Tuesday 24 October 2017

Why can't you just say no?

Emily Hurley-wilkinson

DO you find it hard to say no even if saying yes places you in a difficult situation?

If you do say no to others requests, do you feel guilty afterwards? Do you find yourself worrying that others will be angry with you if you do not do what they ask? Do you feel that the needs and wants of others are more important than your own needs and desires?

If you find yourself saying yes to these questions, you will need to take a close look at yourself and your skills of assertiveness.

Our level of assertiveness is something that many of us have probably thought about but never really fully understood and so we remain unsure about how to develop it.

In simple terms, having appropriate assertiveness means communicating our needs and wants in a manner that respects our own rights and that of others. It means stating our views with respect, integrity and honesty without feeling guilt which leads to low assertiveness or by being too forceful which results in aggressiveness.

Assertive behaviour is shaped by our ideas and beliefs, habits and behaviours. Essentially what you believe about yourself will have a major impact on how you communicate and ultimately how you behave.

Building assertiveness happens from the inside out and begins with a process of self enquiry by exploring your current beliefs.

It is well documented that our beliefs are established from early childhood experiences and remain with us into adulthood.

How assertive we are as adults is largely determined by these beliefs and all our personal experiences, successes and failures. For example a person with low assertiveness may hold the following beliefs: * I have no right to ask for help. * It is shameful to make mistakes. * It is selfish to put my needs first. * People don't want to know how you feel, so keep it to yourself. * They must not like me because they have said no to my request. * Keep differences of opinions to yourself especially with a person in authority. * It's best not to rock the boat. * You should always say yes to requests made on you.

Many people are not sure about how they should behave in a particular situation because they are unsure of their ' rights'. Rights stem from your beliefs and if your beliefs are distorted or outdated, you must learn to inquire into them, challenge them and reframe them so that they support you in your journey through life.

Exploring your beliefs is the foundation for understanding your rights and ultimately developing your assertiveness. To not take control and continue to remain passive will eventually result in feelings of resentment and bitterness.

On the opposite end of the scale, there are those who act aggressively.

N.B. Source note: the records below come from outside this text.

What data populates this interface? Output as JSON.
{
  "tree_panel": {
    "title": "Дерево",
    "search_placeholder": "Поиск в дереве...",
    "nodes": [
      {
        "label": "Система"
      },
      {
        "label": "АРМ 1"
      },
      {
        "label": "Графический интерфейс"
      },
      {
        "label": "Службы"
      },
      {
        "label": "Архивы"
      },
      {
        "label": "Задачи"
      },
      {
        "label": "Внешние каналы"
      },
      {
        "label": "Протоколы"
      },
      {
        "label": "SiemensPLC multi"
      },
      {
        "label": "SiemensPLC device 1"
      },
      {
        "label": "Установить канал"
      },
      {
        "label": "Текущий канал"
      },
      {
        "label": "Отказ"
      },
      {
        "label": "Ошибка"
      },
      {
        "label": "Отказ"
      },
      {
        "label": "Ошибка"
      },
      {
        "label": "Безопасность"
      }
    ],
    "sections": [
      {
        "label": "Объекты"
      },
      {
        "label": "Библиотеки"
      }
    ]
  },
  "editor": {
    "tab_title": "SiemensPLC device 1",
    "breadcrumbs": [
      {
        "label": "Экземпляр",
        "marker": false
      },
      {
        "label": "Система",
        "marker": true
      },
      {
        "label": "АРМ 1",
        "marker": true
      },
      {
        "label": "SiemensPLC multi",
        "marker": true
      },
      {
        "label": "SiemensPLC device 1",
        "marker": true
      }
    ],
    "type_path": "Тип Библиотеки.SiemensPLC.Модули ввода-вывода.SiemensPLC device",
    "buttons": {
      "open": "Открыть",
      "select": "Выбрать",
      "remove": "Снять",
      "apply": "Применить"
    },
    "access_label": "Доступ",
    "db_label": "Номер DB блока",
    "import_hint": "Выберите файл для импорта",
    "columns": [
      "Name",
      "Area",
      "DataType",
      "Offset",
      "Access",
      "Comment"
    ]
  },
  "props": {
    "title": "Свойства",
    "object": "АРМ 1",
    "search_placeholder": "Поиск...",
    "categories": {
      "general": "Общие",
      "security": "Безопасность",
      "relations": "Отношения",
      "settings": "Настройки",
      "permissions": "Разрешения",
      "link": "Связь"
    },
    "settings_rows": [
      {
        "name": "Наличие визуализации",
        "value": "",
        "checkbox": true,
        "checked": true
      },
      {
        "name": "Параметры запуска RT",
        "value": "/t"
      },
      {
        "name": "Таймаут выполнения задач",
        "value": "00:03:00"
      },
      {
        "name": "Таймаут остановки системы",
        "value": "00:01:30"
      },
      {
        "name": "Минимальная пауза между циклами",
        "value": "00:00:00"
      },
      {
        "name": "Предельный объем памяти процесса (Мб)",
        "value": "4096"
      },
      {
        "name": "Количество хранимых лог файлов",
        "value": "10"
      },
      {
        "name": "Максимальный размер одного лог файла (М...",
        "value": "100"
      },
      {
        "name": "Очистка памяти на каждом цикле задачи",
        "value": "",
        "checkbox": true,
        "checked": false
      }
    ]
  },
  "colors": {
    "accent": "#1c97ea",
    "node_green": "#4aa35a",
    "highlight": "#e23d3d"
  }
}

Often people who lean towards this behaviour believe that they will not have influence over others unless they act in this manner or they fear they might look weak and unimportant. As a result they sometimes act in ways that are dishonest, inappropriate and disrespectful.

Developing appropriate levels of assertiveness is no easy task! Healthy assertiveness flourishes when you understand your thinking patterns, educate your mind and make a decision to take control!